TASK PROMPT: Write the entries below out again exactly; any picture in them stays out.

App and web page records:
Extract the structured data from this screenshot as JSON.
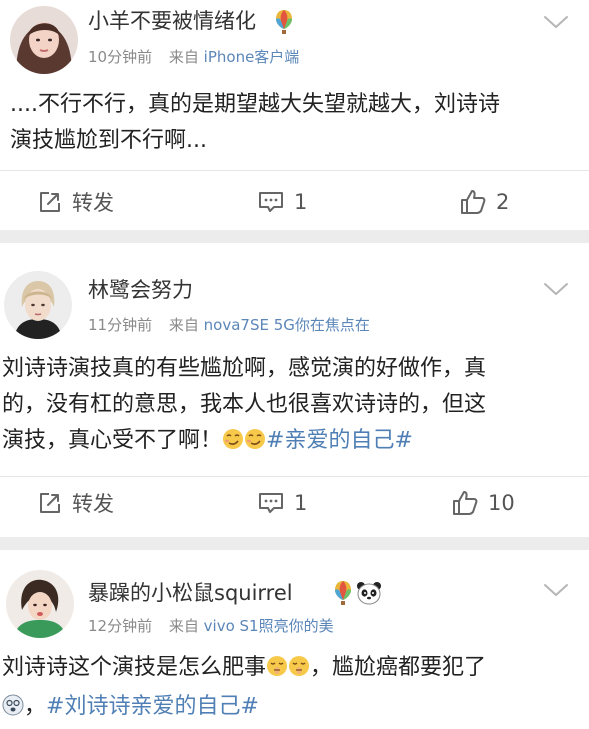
{
  "posts": [
    {
      "username": "小羊不要被情绪化",
      "time": "10分钟前",
      "source_prefix": "来自",
      "source": "iPhone客户端",
      "content_lines": [
        "....不行不行，真的是期望越大失望就越大，刘诗诗",
        "演技尴尬到不行啊..."
      ],
      "badges": [
        "balloon-badge-icon"
      ],
      "actions": {
        "repost": "转发",
        "comments": "1",
        "likes": "2"
      }
    },
    {
      "username": "林鹭会努力",
      "time": "11分钟前",
      "source_prefix": "来自",
      "source": "nova7SE 5G你在焦点在",
      "content_lines": [
        "刘诗诗演技真的有些尴尬啊，感觉演的好做作，真",
        "的，没有杠的意思，我本人也很喜欢诗诗的，但这"
      ],
      "content_line3_text": "演技，真心受不了啊！",
      "content_line3_hashtag": "#亲爱的自己#",
      "badges": [],
      "actions": {
        "repost": "转发",
        "comments": "1",
        "likes": "10"
      }
    },
    {
      "username": "暴躁的小松鼠squirrel",
      "time": "12分钟前",
      "source_prefix": "来自",
      "source": "vivo S1照亮你的美",
      "content_line1_a": "刘诗诗这个演技是怎么肥事",
      "content_line1_b": "，尴尬癌都要犯了",
      "content_line2_a": "，",
      "content_line2_hashtag": "#刘诗诗亲爱的自己#",
      "badges": [
        "balloon-badge-icon",
        "panda-badge-icon"
      ]
    }
  ],
  "colors": {
    "link": "#5b86b8",
    "hashtag": "#4f7fb4",
    "separator": "#ececec",
    "meta": "#8a8a8a"
  }
}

SOLVED PROBLEM:
Extract the structured data from this screenshot as JSON.
{
  "posts": [
    {
      "username": "小羊不要被情绪化",
      "time": "10分钟前",
      "source_prefix": "来自",
      "source": "iPhone客户端",
      "content_lines": [
        "....不行不行，真的是期望越大失望就越大，刘诗诗",
        "演技尴尬到不行啊..."
      ],
      "badges": [
        "balloon-badge-icon"
      ],
      "actions": {
        "repost": "转发",
        "comments": "1",
        "likes": "2"
      }
    },
    {
      "username": "林鹭会努力",
      "time": "11分钟前",
      "source_prefix": "来自",
      "source": "nova7SE 5G你在焦点在",
      "content_lines": [
        "刘诗诗演技真的有些尴尬啊，感觉演的好做作，真",
        "的，没有杠的意思，我本人也很喜欢诗诗的，但这"
      ],
      "content_line3_text": "演技，真心受不了啊！",
      "content_line3_hashtag": "#亲爱的自己#",
      "badges": [],
      "actions": {
        "repost": "转发",
        "comments": "1",
        "likes": "10"
      }
    },
    {
      "username": "暴躁的小松鼠squirrel",
      "time": "12分钟前",
      "source_prefix": "来自",
      "source": "vivo S1照亮你的美",
      "content_line1_a": "刘诗诗这个演技是怎么肥事",
      "content_line1_b": "，尴尬癌都要犯了",
      "content_line2_a": "，",
      "content_line2_hashtag": "#刘诗诗亲爱的自己#",
      "badges": [
        "balloon-badge-icon",
        "panda-badge-icon"
      ]
    }
  ],
  "colors": {
    "link": "#5b86b8",
    "hashtag": "#4f7fb4",
    "separator": "#ececec",
    "meta": "#8a8a8a"
  }
}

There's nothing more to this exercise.